Station No. 7. Body mass index (BMI) calculator. Our last station served to refocus the students with a review of systems and the connection of general health to ophthalmology.
At that last station, we taught how to measure BMI. In the US, no student would want to volunteer to be weighed or measured, but everyone in this class volunteered to use the National Institutes of Health BMI calculator app on our smartphone. This helped the students to weigh their future prospects of diabetes and hypertension and consider the potential effects on their vision. The students reported that they see too many patients with diabetes and high blood pressure that are not being addressed.
WHERE AM I NOW?
When I am not working in Liberia, I am Director of Global Outreach at the University of Arizona College of Medicine – Phoenix. I teach first-year medical students global health, and we travel to the Dominican Republic with volunteer primary care faculty who set up a clinic adjacent to an orphanage. As an ophthalmologist, my hope is to influence the shrinking real estate map of ophthalmology in medical education. Global health offers a unique humanitarian setting for ophthalmology to reengage with primary care.
My private practice, Global Retina Institute, recently opened in the Phoenix area.

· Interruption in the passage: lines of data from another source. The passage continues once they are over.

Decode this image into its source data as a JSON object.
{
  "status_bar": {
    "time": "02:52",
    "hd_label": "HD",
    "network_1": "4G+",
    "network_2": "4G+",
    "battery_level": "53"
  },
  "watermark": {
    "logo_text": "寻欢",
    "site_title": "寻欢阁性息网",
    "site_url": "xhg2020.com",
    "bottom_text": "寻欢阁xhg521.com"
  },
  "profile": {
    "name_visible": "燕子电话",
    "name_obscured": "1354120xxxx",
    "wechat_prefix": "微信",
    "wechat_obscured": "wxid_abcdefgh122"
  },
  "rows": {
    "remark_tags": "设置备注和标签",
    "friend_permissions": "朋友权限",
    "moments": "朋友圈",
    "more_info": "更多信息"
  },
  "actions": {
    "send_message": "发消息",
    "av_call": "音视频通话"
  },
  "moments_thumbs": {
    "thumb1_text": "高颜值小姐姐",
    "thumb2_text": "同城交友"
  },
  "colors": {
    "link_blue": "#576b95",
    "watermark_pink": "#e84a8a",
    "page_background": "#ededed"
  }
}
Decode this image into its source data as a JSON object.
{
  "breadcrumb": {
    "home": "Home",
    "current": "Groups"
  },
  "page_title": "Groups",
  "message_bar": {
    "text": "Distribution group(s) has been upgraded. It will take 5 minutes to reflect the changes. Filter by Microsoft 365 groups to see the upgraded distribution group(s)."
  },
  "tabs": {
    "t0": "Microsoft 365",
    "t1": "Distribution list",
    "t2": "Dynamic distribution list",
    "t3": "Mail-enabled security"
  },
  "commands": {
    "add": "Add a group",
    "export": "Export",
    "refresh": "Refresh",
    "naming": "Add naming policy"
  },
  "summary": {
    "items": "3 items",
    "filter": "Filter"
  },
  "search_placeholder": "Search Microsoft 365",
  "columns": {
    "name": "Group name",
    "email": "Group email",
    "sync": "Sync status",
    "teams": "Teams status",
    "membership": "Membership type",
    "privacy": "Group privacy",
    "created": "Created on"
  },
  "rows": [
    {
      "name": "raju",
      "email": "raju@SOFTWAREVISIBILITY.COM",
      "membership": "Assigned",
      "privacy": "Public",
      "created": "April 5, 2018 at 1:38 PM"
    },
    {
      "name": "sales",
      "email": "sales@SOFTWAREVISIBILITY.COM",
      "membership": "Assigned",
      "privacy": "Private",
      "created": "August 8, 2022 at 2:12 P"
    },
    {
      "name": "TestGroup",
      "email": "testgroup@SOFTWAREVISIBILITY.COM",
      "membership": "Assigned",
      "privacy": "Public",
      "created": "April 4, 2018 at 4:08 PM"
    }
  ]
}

My goal is to recruit like-minded retina specialists interested in global health, teaching, and clinical global health research. In support of this venture, I found myself purchasing equipment at the American Academy of Ophthalmology in New Orleans last year. A booth giving away 3D goggles lured me over with the “free” offer. Once I realized that Eyetube3D on Eyetube.net was in fact free, the opportunity to use this concept to teach surgery to nurses seemed timely. (Remember Station 5?)

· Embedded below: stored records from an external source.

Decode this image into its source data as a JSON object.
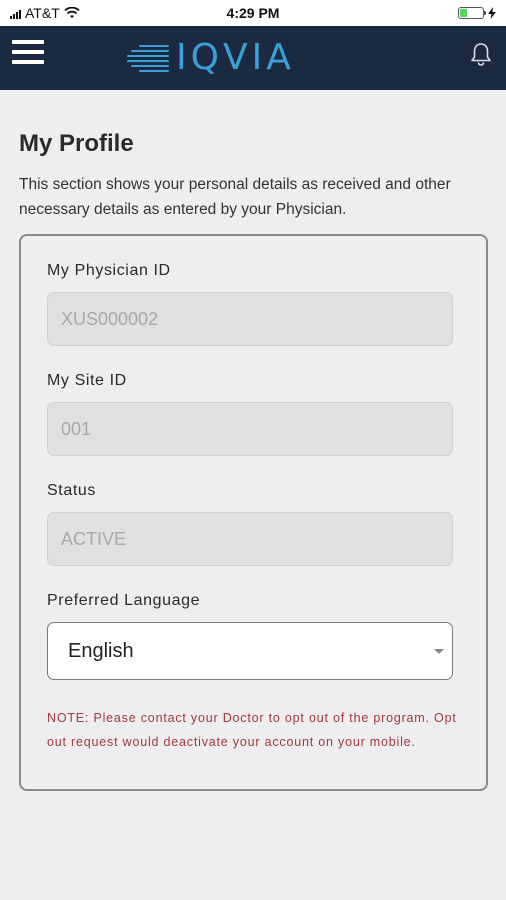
{
  "status_bar": {
    "carrier": "AT&T",
    "time": "4:29 PM",
    "battery_level": 0.3,
    "battery_color": "#4cd964"
  },
  "header": {
    "logo_text": "IQVIA",
    "menu_icon": "hamburger-menu-icon",
    "notification_icon": "bell-icon",
    "background_color": "#1b2a40",
    "brand_color": "#3aa0d8"
  },
  "profile": {
    "title": "My Profile",
    "description": "This section shows your personal details as received and other necessary details as entered by your Physician.",
    "fields": [
      {
        "label": "My Physician ID",
        "value": "XUS000002"
      },
      {
        "label": "My Site ID",
        "value": "001"
      },
      {
        "label": "Status",
        "value": "ACTIVE"
      }
    ],
    "language": {
      "label": "Preferred Language",
      "selected": "English"
    },
    "note": "NOTE: Please contact your Doctor to opt out of the program. Opt out request would deactivate your account on your mobile.",
    "note_color": "#a1383d"
  }
}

The Liberian people have overcome mountains because of their great faith. They truly believe vision to be much more than merely eyesight. Although we are a long way from performing the first vitrectomy in Liberia, I now believe the Liberian adage: “Don’t worry, we will get there” (Figure 3). n
1. The Ebola Epidemic in West Africa: Proceedings of a Workshop. Washington, DC: National Academies Press (US); 2016.
2. Physicians (per 1,000 people). The World Bank. https://data.worldbank.org/indicator/SH.MED.PHYS.ZS?end=2010&start=2010. Accessed April 18, 2018.
3. Strategic plan for Vision 2020: the right to sight. World Health Organization. http://apps.who.int/iris/bitstream/handle/10665/205924/B1467.pdf?sequence=1&isAllowed=y. Accessed April 18, 2018.
4. Study of Ebola Survivors Opens in Liberia [press release]. National Institute of Allergy and Infectious Diseases. June 17, 2015. www.niaid.nih.gov/news-events/study-ebola-survivors-opens-liberia. Accessed April 11, 2018.
5. PREVAIL II: persistence of Ebola virus in aqueous humor and outcomes of cataract surgery in survivors of Ebola virus disease. Clinicaltrials.gov. https://clinicaltrials.gov/ct2/show/NCT03309020. Updated April 18, 2018. Accessed April 18, 2018.
Robin D. Ross, MD, MPH, CPH
• Private practice, Global Retina Institute, Scottsdale, Arizona; Director of Global Outreach and Clinical Assistant Professor, Department of Ophthalmology and Department of Bioethics and Medical Humanism, University of Arizona College of Medicine – Phoenix
• Financial disclosure: None